What is the meaning of life?
This a question that most of us have asked many times. When we’re disheartened and disillusioned. When we’re young and overwhelmed with life-decisions. When we lost someone who gave us the world.
Many of us have been taught from childhood that God is Love. Pure love. It was God’s creative love that gave life to the birds of the air and the fish of the sea. To fireflies. And cockroaches. And then, our God of Love made us “in God’s own image.” God intended us to be made of Love. It’s up to us, then, with God’s help, to live out that Love.

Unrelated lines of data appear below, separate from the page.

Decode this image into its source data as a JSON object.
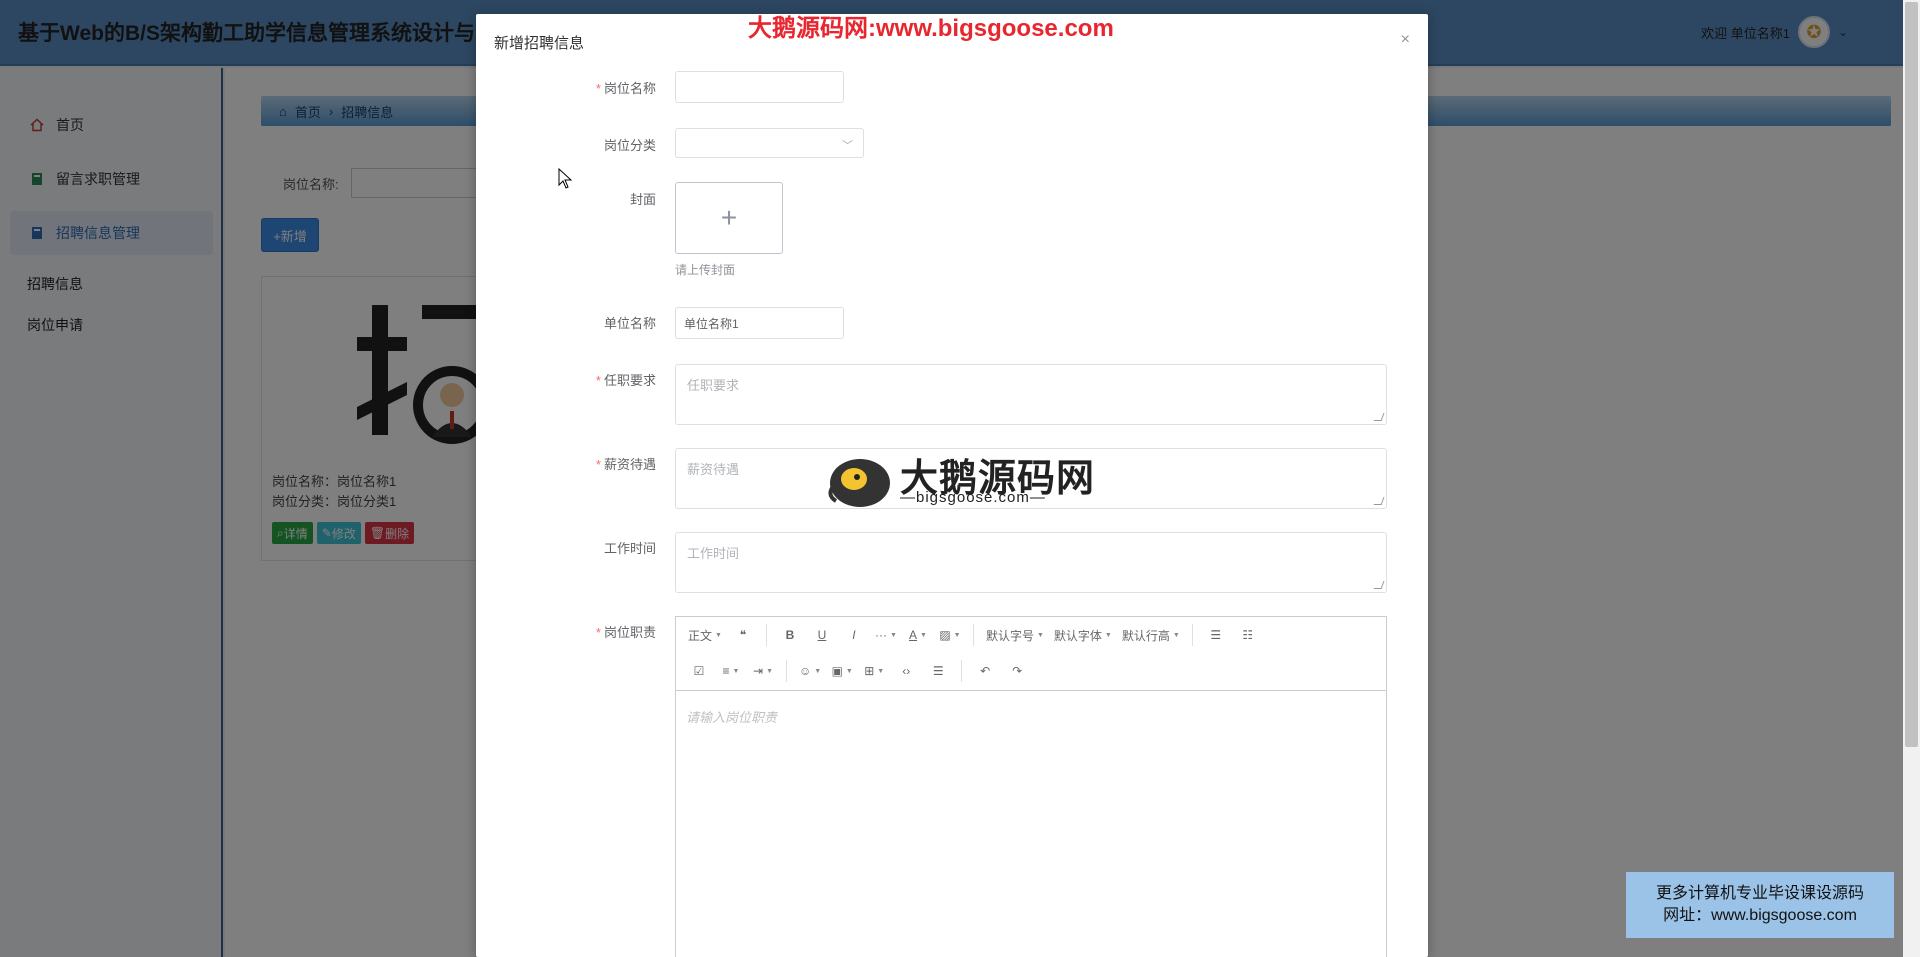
{
  "app": {
    "title": "基于Web的B/S架构勤工助学信息管理系统设计与",
    "welcome": "欢迎 单位名称1"
  },
  "sidebar": {
    "items": [
      {
        "label": "首页",
        "icon": "home-icon"
      },
      {
        "label": "留言求职管理",
        "icon": "book-icon"
      },
      {
        "label": "招聘信息管理",
        "icon": "book-icon"
      }
    ],
    "subitems": [
      "招聘信息",
      "岗位申请"
    ]
  },
  "breadcrumb": {
    "home": "首页",
    "separator": "›",
    "current": "招聘信息"
  },
  "search": {
    "label": "岗位名称:"
  },
  "add_button": "+新增",
  "card": {
    "name": "岗位名称：岗位名称1",
    "category": "岗位分类：岗位分类1",
    "buttons": {
      "detail": "详情",
      "edit": "修改",
      "delete": "删除"
    }
  },
  "dialog": {
    "title": "新增招聘信息",
    "close": "×",
    "fields": {
      "position_name": {
        "label": "岗位名称",
        "value": ""
      },
      "position_category": {
        "label": "岗位分类",
        "value": ""
      },
      "cover": {
        "label": "封面",
        "tip": "请上传封面"
      },
      "unit_name": {
        "label": "单位名称",
        "value": "单位名称1"
      },
      "requirements": {
        "label": "任职要求",
        "placeholder": "任职要求"
      },
      "salary": {
        "label": "薪资待遇",
        "placeholder": "薪资待遇"
      },
      "work_time": {
        "label": "工作时间",
        "placeholder": "工作时间"
      },
      "duties": {
        "label": "岗位职责",
        "placeholder": "请输入岗位职责"
      }
    },
    "toolbar": {
      "paragraph": "正文",
      "font_size": "默认字号",
      "font_family": "默认字体",
      "line_height": "默认行高"
    }
  },
  "watermarks": {
    "top": "大鹅源码网:www.bigsgoose.com",
    "center_cn": "大鹅源码网",
    "center_en": "—bigsgoose.com—",
    "box_line1": "更多计算机专业毕设课设源码",
    "box_line2": "网址：www.bigsgoose.com"
  },
  "colors": {
    "topbar": "#5b8fc4",
    "primary": "#3c8de6",
    "required": "#f56c6c",
    "watermark_red": "#e8262f"
  }
}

Jesus said, “The kingdom of God is like this.” A lost lamb and a caring shepherd (Luke 15:3-6). A lost coin and a determined widow (Luke 15:8-9). An injured traveler and a helpful stranger (Luke 10:25-37). All of them are opportunities for Love and Gratitude.
Victor Frankl, a Holocaust survivor, wrote a book about this question, Man’s Search for Meaning. He wrote, “When we look for meaning, we’re considering the question of continuing to live despite persistent world-weariness.” He then turned the question around: Rather than “What can I expect from life?” to “What does life expect from me?”
There’s a story in one of Robert Fulghum’s books. (He also wrote, All I Really Need to Know, I Learned in Kindergarten.) A Greek teenager, in post war World War II, found a smashed piece of the mirror from a motorcycle wreckage of a hated Nazi. He filed the sharp edges down, so that he could keep it in his pocket. He carried that piece of mirror the rest of his life, taking it out in idle moments to reflect the sun and to angle the light into the darkest, most inaccessible places he could find. He knew that he wasn’t the source of the light. “I am a fragment of a mirror whose whole design and shape I do not know, but light. . .is there, and it will only shine in many dark places if I reflect it.”
Perhaps you can find meaning for your life in some of these thoughts.